Consider a global logistics consortium, such as maritime shipping blockchain network (also described in an earlier blog post) or an Electric Vehicle battery supply chain consortium involving Volvo Cars, their electric vehicle battery suppliers CATL from China and LG Chem from South Korea, together with 2nd, 3rd, and 4th tier suppliers behind them involved in mining new cobalt ore and recycling cobalt from existing batteries. Some members operate in countries with specific regulations imposing local residency and sovereignty controls over data that’s exchanged with other members who are based in the same country vs. data that’s exchanged with participants outside the country. In Oracle Blockchain Platform, users can set up independent channels to isolate groups of participants and specific transactions so it’s possible to separate transactions that involve only in-country members (e.g., logistics within China) or those within a broader group subject to specific regulations (e.g., EU members subject to GDPR) from those that involve foreign entities (e.g., shipments between China and US ports).
The maritime shipping blockchain network has been deployed using a mix of OBP EE instances running on-premises in customers’ data centers in one country and OBP cloud service instances in OCI data centers across the world. Members that are based in that country can share local channels (and therefore copies of the ledger) with other in-country members without that data going abroad. Transactions that involve organizations outside of that country use channels connecting these on-premises instances and cloud instances in OCI. Data subject to GDPR controls can be shared on the channels whose member nodes are deployed within EU data centers. While OCI data centers are continuously expanding, there are organizations that operate in countries without an OCI data center who would like to deploy in a 3rd party cloud data center that meets local data residency requirements.
Blockchain networks operating in a real world have to be flexible enough to cater to organizational policies and regulatory regimes around the world. Oracle Blockchain Platform enables this with an interoperable combination of cloud PaaS nodes and enterprise edition nodes that can operate outside of the Oracle Cloud to meet diverse customer needs. To achieve this, OBP has common architecture that separates core functionality from certain implementation specifics, such as provisioning UI, authentication, patching, logging, etc. so the latter aspects can be implemented differently for the cloud service using native OCI capabilities and the on-premises enterprise editions, using pre-integrated components. For example, authentication requirements for the OBP Console and REST proxy are provided using IDCS in the cloud, while enterprise edition can use local directory services, such as LDAP, Microsoft Active Directory (AD), and Oracle Internet Directory (OID).
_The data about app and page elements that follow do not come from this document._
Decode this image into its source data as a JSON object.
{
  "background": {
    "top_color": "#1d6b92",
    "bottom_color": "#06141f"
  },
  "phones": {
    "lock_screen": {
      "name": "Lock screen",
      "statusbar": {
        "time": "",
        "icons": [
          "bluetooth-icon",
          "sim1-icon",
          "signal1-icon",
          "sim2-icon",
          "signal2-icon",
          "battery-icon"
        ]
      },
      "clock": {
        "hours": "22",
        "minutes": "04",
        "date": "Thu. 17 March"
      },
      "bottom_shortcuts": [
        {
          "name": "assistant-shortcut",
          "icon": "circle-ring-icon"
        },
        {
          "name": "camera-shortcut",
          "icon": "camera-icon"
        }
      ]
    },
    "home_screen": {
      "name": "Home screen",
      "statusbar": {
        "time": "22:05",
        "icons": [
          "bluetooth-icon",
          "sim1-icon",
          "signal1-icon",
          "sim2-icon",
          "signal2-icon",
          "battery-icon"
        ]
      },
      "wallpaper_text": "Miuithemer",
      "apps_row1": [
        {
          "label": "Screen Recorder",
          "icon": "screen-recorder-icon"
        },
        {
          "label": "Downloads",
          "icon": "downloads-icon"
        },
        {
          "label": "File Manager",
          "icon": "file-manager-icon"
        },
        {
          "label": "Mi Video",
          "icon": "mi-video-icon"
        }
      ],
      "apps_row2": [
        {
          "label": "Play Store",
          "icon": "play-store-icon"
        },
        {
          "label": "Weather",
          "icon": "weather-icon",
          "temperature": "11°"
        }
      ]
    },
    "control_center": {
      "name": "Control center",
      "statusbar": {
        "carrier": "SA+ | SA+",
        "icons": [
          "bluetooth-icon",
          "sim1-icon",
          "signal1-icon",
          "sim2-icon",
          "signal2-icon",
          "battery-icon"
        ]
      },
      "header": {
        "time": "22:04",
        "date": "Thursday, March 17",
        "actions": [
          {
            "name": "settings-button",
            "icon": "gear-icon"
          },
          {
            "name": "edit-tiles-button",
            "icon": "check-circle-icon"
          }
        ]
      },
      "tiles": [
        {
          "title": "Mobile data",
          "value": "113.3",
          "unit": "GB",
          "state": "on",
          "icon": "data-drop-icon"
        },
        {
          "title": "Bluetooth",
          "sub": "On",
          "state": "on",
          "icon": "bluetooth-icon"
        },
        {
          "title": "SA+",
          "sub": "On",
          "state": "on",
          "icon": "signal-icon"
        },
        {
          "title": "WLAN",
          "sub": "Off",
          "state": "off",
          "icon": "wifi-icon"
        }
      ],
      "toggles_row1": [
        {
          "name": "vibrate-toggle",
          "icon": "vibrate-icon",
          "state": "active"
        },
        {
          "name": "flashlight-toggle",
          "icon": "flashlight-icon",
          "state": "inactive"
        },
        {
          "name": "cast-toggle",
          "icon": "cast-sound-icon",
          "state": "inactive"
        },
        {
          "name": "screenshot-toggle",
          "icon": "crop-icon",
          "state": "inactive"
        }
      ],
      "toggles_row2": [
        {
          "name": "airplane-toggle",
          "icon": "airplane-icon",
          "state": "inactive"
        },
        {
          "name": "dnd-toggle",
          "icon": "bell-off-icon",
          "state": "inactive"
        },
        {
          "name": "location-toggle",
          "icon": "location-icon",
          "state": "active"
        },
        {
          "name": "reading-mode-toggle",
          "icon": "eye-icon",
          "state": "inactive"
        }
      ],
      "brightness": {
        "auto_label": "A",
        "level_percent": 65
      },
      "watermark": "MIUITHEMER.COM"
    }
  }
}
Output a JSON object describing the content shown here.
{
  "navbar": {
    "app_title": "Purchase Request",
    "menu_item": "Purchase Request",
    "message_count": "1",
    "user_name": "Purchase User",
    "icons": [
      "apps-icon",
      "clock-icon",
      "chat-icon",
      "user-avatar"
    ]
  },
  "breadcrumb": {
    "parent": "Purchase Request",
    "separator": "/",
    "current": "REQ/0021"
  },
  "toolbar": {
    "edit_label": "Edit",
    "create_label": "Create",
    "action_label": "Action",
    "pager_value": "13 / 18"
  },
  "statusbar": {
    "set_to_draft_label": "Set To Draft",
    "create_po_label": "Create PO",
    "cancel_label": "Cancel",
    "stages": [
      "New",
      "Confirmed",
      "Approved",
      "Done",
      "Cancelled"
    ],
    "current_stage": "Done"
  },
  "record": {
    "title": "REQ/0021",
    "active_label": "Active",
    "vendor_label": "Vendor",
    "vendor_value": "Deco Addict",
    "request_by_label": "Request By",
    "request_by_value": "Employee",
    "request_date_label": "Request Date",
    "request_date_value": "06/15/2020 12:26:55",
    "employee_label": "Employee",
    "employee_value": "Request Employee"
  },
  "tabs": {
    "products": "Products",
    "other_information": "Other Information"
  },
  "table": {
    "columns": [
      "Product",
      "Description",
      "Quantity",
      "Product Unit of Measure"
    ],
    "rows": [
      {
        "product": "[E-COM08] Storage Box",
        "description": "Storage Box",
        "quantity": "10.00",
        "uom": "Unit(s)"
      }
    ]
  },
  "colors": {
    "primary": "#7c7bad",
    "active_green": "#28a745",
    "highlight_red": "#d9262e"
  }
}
In addition to hybrid deployments, the increasing blockchain momentum in governments/public sector drives deployments of OBP Enterprise Edition. These include US and foreign government agencies, in civilian and national security segments. Customs, immigration, tax authorities, healthcare regulators, and defense ministries and departments are some of the governmental organizations deploying OBP EE on-premises to support their missions using fully on-premises networks. However, in some scenarios where an ecosystem involves both the public sector and private companies, hybrid deployments are being explored to enable the private sector to use cloud-based nodes.
As the ecosystems expand, their members might naturally prefer a multi-cloud approach as well, whether it’s interconnecting Hyperledger Fabric nodes from multiple cloud providers or deploying OBP EE on 3rd party clouds to interconnect with OBP cloud service in OCI. Oracle has supported the interoperability of OBP with open source Fabric nodes from its initial GA in 2018.
More recently, Hyperledger Fabric Interoperability Working Group inaugurated at the last Hyperledger Global Forum in Basel, Switzerland has been working to promote the interoperability of Hyperledger Fabric network services when the blockchain nodes are provided by different vendors. The current state of this effort and related documents are available on Hyperledger Wiki. Oracle blockchain team has supported this effort from its inception in Basel, and provides testing nodes for other Hyperledger members who want to test interoperability from their cloud nodes to OBP nodes in Oracle Cloud (see Interop Testing page for details.)